World Bank recognises Estonia’s success in handling crisis

At his meeting in Washington with World Bank President Robert Zoellick, Foreign Minister Urmas Paet said that Estonia is ready to contribute to the World Bank’s projects more than before with experts on Estonia’s e-state and reform experiences.
Paet stated that the World Bank is the development bank with the widest global range for lending to governments and giving advice on reforms. “Estonia’s IT expertise in the government and private sectors can be used, for example, for e-governing and e-tax systems. We are also offering the World Bank the opportunity to take advantage of the experiences of our IT experts,” he noted.
Zoellick recognised Estonia for coming to terms with the effects of the economic crisis and keeping the state’s budget balanced.
Estonia has been a donor nation to the development co-operation projects of the World Bank since 2006. Paet stressed that when possible, Estonia has always taken the World Bank’s co-operation suggestions into consideration while planning development co-operation. “Estonia has contributed to many World Bank funds. For example, we have given to the International Development Association, the Trust Fund for the Kosovo Sustainable Employment Development Policy, and the Haiti Reconstruction Trust Fund created this year,” said Paet. “Estonia itself has received help from the World Bank and its experts prior to 2000, and for us it is important to be an active donor now, when we can share our own reform experiences and expertise,” he added.
Zoellick stated that Estonia’s experiences with e-state and reform activities are extremely welcome in World Bank projects.
Estonia has been a member of the World Bank since 1992 and has been continuously represented in it since 2000. In the World Bank, Estonia works in close co-operation with the Nordic and Baltic countries. The last time Estonia borrowed money from the World Bank was in 2000 to fund investments in the Estonian highway network. In the 1990s Estonia used loans and technical aid from the World Bank in the agricultural, energy, and health care sectors.

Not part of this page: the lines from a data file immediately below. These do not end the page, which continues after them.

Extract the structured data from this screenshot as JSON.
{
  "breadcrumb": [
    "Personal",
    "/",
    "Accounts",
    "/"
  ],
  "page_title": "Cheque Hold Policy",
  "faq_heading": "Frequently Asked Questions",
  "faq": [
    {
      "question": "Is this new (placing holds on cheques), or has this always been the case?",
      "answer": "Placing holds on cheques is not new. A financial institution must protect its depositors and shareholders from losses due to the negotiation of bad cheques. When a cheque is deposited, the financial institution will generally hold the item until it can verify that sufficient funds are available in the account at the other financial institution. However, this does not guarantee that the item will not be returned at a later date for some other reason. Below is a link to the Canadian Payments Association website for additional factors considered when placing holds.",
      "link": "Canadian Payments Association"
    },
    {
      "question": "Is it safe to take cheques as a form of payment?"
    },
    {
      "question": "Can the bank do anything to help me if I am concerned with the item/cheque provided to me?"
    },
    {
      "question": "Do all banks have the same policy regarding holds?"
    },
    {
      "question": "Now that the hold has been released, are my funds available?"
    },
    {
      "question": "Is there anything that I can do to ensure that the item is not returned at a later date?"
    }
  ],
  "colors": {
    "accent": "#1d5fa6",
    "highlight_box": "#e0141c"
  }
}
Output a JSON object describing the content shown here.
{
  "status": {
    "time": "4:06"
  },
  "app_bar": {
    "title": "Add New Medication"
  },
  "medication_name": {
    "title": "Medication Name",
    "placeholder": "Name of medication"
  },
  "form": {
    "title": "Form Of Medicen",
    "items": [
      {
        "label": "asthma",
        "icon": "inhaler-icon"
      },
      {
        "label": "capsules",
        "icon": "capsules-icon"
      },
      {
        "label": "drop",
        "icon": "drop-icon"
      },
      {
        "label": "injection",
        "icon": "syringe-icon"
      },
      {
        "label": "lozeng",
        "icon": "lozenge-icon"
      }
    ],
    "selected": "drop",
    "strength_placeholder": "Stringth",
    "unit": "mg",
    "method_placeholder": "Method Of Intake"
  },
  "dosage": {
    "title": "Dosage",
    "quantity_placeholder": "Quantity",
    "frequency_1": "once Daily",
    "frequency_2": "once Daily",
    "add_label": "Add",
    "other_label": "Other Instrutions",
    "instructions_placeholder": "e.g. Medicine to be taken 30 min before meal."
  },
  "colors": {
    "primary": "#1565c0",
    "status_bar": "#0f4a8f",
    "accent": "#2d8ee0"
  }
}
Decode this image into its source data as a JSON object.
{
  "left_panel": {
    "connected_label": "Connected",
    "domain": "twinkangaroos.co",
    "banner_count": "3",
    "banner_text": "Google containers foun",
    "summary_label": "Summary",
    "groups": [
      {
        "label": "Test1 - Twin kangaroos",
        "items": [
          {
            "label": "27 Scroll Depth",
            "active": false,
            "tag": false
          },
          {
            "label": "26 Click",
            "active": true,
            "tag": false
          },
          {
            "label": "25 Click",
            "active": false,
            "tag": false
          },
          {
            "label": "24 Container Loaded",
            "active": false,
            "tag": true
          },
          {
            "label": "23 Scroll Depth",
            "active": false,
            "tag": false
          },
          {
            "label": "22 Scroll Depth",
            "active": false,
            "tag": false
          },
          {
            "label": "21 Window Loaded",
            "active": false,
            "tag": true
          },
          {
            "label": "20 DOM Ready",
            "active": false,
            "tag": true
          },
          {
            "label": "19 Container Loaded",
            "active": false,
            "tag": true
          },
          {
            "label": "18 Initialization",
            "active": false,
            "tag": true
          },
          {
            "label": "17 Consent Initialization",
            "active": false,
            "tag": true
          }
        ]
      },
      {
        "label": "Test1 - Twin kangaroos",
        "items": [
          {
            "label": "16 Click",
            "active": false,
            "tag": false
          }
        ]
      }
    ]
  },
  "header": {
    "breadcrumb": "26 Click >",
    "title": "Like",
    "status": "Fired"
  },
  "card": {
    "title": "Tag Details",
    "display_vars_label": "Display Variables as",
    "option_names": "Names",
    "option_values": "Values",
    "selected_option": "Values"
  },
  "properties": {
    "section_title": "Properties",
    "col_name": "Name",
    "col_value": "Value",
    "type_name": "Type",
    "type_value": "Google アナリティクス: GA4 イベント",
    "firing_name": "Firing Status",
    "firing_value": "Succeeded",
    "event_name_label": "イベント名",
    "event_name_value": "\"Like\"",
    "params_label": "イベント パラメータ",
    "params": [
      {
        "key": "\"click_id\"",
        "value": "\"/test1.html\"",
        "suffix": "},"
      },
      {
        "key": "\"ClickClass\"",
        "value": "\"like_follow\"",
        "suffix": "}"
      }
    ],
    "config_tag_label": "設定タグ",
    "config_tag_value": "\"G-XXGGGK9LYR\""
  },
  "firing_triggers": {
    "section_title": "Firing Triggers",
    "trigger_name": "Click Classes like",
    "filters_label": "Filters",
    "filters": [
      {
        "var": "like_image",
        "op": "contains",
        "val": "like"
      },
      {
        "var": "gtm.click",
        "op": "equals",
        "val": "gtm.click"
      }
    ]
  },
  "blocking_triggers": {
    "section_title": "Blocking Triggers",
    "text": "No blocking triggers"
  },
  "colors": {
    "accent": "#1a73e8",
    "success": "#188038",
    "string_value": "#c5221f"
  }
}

Source: Estonian Review

Inflation influenced by external factors

In April, the price growth continued to be volatile with the prices increasing by 0.5% compared with the previous month. According to the flash estimate, the level is similar to the price increase in the euro area. The year-on-year increase amounted to 2.9%.

A part of the price growth resulted from the lagged impact of increase in oil prices, as motor fuel and thermal energy prices increased.

Food prices increased considerably, supported by growth in global food prices. Also, a seasonal increase in the prices of fresh vegetables has been recorded.

In April, activity in mobile communication services market grew and part of the unexpected increase in voice services prices recorded in March fell back. In April, mobile communication services prices fell by almost 6%.

The fall in services prices reflects subdued domestic price pressures due to weak demand and no change is expected in the near term. According to the forecast of Eesti Pank, the average price increase in 2010 is expected to be 1.3%.

Source: Ülo Kaasik, Head of the Monetary Policy Department of Eesti Pank

Read also: Consumer price index increased in April